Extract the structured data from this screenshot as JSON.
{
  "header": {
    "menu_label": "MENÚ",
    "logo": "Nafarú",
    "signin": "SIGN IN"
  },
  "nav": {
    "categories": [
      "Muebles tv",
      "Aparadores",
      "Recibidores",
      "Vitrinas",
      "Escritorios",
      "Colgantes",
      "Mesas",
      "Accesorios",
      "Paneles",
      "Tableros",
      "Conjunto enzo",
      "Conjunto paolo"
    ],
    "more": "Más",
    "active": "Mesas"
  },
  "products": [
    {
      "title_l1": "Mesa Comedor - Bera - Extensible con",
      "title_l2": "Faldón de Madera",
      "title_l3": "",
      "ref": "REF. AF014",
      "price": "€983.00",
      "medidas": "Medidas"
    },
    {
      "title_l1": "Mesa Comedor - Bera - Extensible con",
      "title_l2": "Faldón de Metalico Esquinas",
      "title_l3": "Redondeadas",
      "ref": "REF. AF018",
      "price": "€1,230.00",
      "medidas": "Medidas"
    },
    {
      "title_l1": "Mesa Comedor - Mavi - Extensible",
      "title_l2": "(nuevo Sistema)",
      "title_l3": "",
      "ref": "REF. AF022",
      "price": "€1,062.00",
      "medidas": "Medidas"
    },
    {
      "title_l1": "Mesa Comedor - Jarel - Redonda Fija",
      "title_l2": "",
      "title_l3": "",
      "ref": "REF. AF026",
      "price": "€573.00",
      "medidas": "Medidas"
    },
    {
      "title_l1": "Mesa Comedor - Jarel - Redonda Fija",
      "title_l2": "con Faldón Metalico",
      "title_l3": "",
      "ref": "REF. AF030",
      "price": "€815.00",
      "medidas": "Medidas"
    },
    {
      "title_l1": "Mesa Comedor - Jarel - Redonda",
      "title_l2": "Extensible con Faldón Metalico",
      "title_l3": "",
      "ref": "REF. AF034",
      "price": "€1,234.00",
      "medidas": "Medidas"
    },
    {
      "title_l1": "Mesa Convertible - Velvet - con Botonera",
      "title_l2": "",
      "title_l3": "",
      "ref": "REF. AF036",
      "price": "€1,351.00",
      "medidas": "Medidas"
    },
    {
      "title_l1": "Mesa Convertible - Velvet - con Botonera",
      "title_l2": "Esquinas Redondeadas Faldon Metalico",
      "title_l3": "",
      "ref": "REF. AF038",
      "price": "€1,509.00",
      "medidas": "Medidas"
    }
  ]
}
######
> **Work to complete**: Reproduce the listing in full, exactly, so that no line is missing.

> **Written answer**:
Extract the structured data from this screenshot as JSON.
{
  "header": {
    "menu_label": "MENÚ",
    "logo": "Nafarú",
    "signin": "SIGN IN"
  },
  "nav": {
    "categories": [
      "Muebles tv",
      "Aparadores",
      "Recibidores",
      "Vitrinas",
      "Escritorios",
      "Colgantes",
      "Mesas",
      "Accesorios",
      "Paneles",
      "Tableros",
      "Conjunto enzo",
      "Conjunto paolo"
    ],
    "more": "Más",
    "active": "Mesas"
  },
  "products": [
    {
      "title_l1": "Mesa Comedor - Bera - Extensible con",
      "title_l2": "Faldón de Madera",
      "title_l3": "",
      "ref": "REF. AF014",
      "price": "€983.00",
      "medidas": "Medidas"
    },
    {
      "title_l1": "Mesa Comedor - Bera - Extensible con",
      "title_l2": "Faldón de Metalico Esquinas",
      "title_l3": "Redondeadas",
      "ref": "REF. AF018",
      "price": "€1,230.00",
      "medidas": "Medidas"
    },
    {
      "title_l1": "Mesa Comedor - Mavi - Extensible",
      "title_l2": "(nuevo Sistema)",
      "title_l3": "",
      "ref": "REF. AF022",
      "price": "€1,062.00",
      "medidas": "Medidas"
    },
    {
      "title_l1": "Mesa Comedor - Jarel - Redonda Fija",
      "title_l2": "",
      "title_l3": "",
      "ref": "REF. AF026",
      "price": "€573.00",
      "medidas": "Medidas"
    },
    {
      "title_l1": "Mesa Comedor - Jarel - Redonda Fija",
      "title_l2": "con Faldón Metalico",
      "title_l3": "",
      "ref": "REF. AF030",
      "price": "€815.00",
      "medidas": "Medidas"
    },
    {
      "title_l1": "Mesa Comedor - Jarel - Redonda",
      "title_l2": "Extensible con Faldón Metalico",
      "title_l3": "",
      "ref": "REF. AF034",
      "price": "€1,234.00",
      "medidas": "Medidas"
    },
    {
      "title_l1": "Mesa Convertible - Velvet - con Botonera",
      "title_l2": "",
      "title_l3": "",
      "ref": "REF. AF036",
      "price": "€1,351.00",
      "medidas": "Medidas"
    },
    {
      "title_l1": "Mesa Convertible - Velvet - con Botonera",
      "title_l2": "Esquinas Redondeadas Faldon Metalico",
      "title_l3": "",
      "ref": "REF. AF038",
      "price": "€1,509.00",
      "medidas": "Medidas"
    }
  ]
}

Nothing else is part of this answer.